# [DIRECTIONS]
All of the data is to be set down again without any alteration.

[Opening SOURCE INFORMATION section]

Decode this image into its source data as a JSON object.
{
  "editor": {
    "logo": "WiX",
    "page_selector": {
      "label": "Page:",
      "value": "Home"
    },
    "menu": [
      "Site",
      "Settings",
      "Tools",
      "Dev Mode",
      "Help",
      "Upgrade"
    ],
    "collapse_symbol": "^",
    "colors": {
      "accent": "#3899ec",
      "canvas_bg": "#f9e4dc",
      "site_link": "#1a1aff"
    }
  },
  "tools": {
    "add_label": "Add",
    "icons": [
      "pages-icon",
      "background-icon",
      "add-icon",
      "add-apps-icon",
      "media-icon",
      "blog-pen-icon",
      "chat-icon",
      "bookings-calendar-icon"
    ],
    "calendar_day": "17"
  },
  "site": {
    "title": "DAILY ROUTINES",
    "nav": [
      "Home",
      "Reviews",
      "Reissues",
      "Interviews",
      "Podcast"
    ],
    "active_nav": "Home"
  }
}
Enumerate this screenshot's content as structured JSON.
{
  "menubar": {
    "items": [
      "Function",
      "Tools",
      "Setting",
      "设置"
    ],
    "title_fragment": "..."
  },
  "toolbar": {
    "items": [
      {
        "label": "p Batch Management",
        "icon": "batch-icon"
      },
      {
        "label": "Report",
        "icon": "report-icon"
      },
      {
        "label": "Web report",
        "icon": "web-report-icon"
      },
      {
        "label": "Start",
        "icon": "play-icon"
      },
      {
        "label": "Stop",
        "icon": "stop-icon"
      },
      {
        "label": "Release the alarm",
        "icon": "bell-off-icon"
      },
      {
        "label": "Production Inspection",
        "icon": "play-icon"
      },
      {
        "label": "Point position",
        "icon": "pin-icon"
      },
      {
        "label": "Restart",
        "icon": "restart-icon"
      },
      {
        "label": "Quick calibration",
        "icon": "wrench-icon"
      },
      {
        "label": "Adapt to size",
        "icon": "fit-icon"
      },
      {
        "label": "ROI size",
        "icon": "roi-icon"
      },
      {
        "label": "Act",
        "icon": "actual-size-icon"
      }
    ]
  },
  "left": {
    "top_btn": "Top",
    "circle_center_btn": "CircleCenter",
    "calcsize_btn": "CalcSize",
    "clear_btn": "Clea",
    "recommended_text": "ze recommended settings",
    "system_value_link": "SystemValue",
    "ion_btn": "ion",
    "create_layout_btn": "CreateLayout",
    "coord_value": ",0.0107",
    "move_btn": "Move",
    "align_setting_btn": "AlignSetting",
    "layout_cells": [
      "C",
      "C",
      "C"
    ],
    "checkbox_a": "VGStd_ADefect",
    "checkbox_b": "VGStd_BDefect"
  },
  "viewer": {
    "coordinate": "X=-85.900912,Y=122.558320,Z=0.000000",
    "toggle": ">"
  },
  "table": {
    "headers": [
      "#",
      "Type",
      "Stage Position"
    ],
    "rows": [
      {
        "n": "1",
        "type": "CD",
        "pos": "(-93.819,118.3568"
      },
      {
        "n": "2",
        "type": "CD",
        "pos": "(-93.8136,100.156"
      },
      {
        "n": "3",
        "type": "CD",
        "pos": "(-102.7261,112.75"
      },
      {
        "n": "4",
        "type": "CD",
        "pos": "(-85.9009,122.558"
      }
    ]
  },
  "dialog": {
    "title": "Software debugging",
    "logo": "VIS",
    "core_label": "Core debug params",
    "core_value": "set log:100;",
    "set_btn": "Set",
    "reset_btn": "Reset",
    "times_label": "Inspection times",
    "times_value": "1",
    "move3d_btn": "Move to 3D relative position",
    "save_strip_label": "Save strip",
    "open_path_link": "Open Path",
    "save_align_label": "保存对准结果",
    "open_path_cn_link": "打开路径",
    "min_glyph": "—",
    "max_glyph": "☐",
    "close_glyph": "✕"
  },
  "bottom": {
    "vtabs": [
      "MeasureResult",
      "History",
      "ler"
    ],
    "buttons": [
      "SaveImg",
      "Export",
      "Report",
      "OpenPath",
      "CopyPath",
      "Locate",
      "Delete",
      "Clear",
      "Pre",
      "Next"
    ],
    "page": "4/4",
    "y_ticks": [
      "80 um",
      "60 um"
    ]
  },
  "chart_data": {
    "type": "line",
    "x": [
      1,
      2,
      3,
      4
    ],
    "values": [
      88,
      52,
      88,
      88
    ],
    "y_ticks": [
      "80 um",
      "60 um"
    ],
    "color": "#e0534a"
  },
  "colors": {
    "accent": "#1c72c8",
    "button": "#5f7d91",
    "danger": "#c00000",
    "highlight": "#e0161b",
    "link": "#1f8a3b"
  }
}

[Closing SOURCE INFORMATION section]

# [REPLY TO THE EXERCISE]
Decode this image into its source data as a JSON object.
{
  "editor": {
    "logo": "WiX",
    "page_selector": {
      "label": "Page:",
      "value": "Home"
    },
    "menu": [
      "Site",
      "Settings",
      "Tools",
      "Dev Mode",
      "Help",
      "Upgrade"
    ],
    "collapse_symbol": "^",
    "colors": {
      "accent": "#3899ec",
      "canvas_bg": "#f9e4dc",
      "site_link": "#1a1aff"
    }
  },
  "tools": {
    "add_label": "Add",
    "icons": [
      "pages-icon",
      "background-icon",
      "add-icon",
      "add-apps-icon",
      "media-icon",
      "blog-pen-icon",
      "chat-icon",
      "bookings-calendar-icon"
    ],
    "calendar_day": "17"
  },
  "site": {
    "title": "DAILY ROUTINES",
    "nav": [
      "Home",
      "Reviews",
      "Reissues",
      "Interviews",
      "Podcast"
    ],
    "active_nav": "Home"
  }
}
Enumerate this screenshot's content as structured JSON.
{
  "menubar": {
    "items": [
      "Function",
      "Tools",
      "Setting",
      "设置"
    ],
    "title_fragment": "..."
  },
  "toolbar": {
    "items": [
      {
        "label": "p Batch Management",
        "icon": "batch-icon"
      },
      {
        "label": "Report",
        "icon": "report-icon"
      },
      {
        "label": "Web report",
        "icon": "web-report-icon"
      },
      {
        "label": "Start",
        "icon": "play-icon"
      },
      {
        "label": "Stop",
        "icon": "stop-icon"
      },
      {
        "label": "Release the alarm",
        "icon": "bell-off-icon"
      },
      {
        "label": "Production Inspection",
        "icon": "play-icon"
      },
      {
        "label": "Point position",
        "icon": "pin-icon"
      },
      {
        "label": "Restart",
        "icon": "restart-icon"
      },
      {
        "label": "Quick calibration",
        "icon": "wrench-icon"
      },
      {
        "label": "Adapt to size",
        "icon": "fit-icon"
      },
      {
        "label": "ROI size",
        "icon": "roi-icon"
      },
      {
        "label": "Act",
        "icon": "actual-size-icon"
      }
    ]
  },
  "left": {
    "top_btn": "Top",
    "circle_center_btn": "CircleCenter",
    "calcsize_btn": "CalcSize",
    "clear_btn": "Clea",
    "recommended_text": "ze recommended settings",
    "system_value_link": "SystemValue",
    "ion_btn": "ion",
    "create_layout_btn": "CreateLayout",
    "coord_value": ",0.0107",
    "move_btn": "Move",
    "align_setting_btn": "AlignSetting",
    "layout_cells": [
      "C",
      "C",
      "C"
    ],
    "checkbox_a": "VGStd_ADefect",
    "checkbox_b": "VGStd_BDefect"
  },
  "viewer": {
    "coordinate": "X=-85.900912,Y=122.558320,Z=0.000000",
    "toggle": ">"
  },
  "table": {
    "headers": [
      "#",
      "Type",
      "Stage Position"
    ],
    "rows": [
      {
        "n": "1",
        "type": "CD",
        "pos": "(-93.819,118.3568"
      },
      {
        "n": "2",
        "type": "CD",
        "pos": "(-93.8136,100.156"
      },
      {
        "n": "3",
        "type": "CD",
        "pos": "(-102.7261,112.75"
      },
      {
        "n": "4",
        "type": "CD",
        "pos": "(-85.9009,122.558"
      }
    ]
  },
  "dialog": {
    "title": "Software debugging",
    "logo": "VIS",
    "core_label": "Core debug params",
    "core_value": "set log:100;",
    "set_btn": "Set",
    "reset_btn": "Reset",
    "times_label": "Inspection times",
    "times_value": "1",
    "move3d_btn": "Move to 3D relative position",
    "save_strip_label": "Save strip",
    "open_path_link": "Open Path",
    "save_align_label": "保存对准结果",
    "open_path_cn_link": "打开路径",
    "min_glyph": "—",
    "max_glyph": "☐",
    "close_glyph": "✕"
  },
  "bottom": {
    "vtabs": [
      "MeasureResult",
      "History",
      "ler"
    ],
    "buttons": [
      "SaveImg",
      "Export",
      "Report",
      "OpenPath",
      "CopyPath",
      "Locate",
      "Delete",
      "Clear",
      "Pre",
      "Next"
    ],
    "page": "4/4",
    "y_ticks": [
      "80 um",
      "60 um"
    ]
  },
  "chart_data": {
    "type": "line",
    "x": [
      1,
      2,
      3,
      4
    ],
    "values": [
      88,
      52,
      88,
      88
    ],
    "y_ticks": [
      "80 um",
      "60 um"
    ],
    "color": "#e0534a"
  },
  "colors": {
    "accent": "#1c72c8",
    "button": "#5f7d91",
    "danger": "#c00000",
    "highlight": "#e0161b",
    "link": "#1f8a3b"
  }
}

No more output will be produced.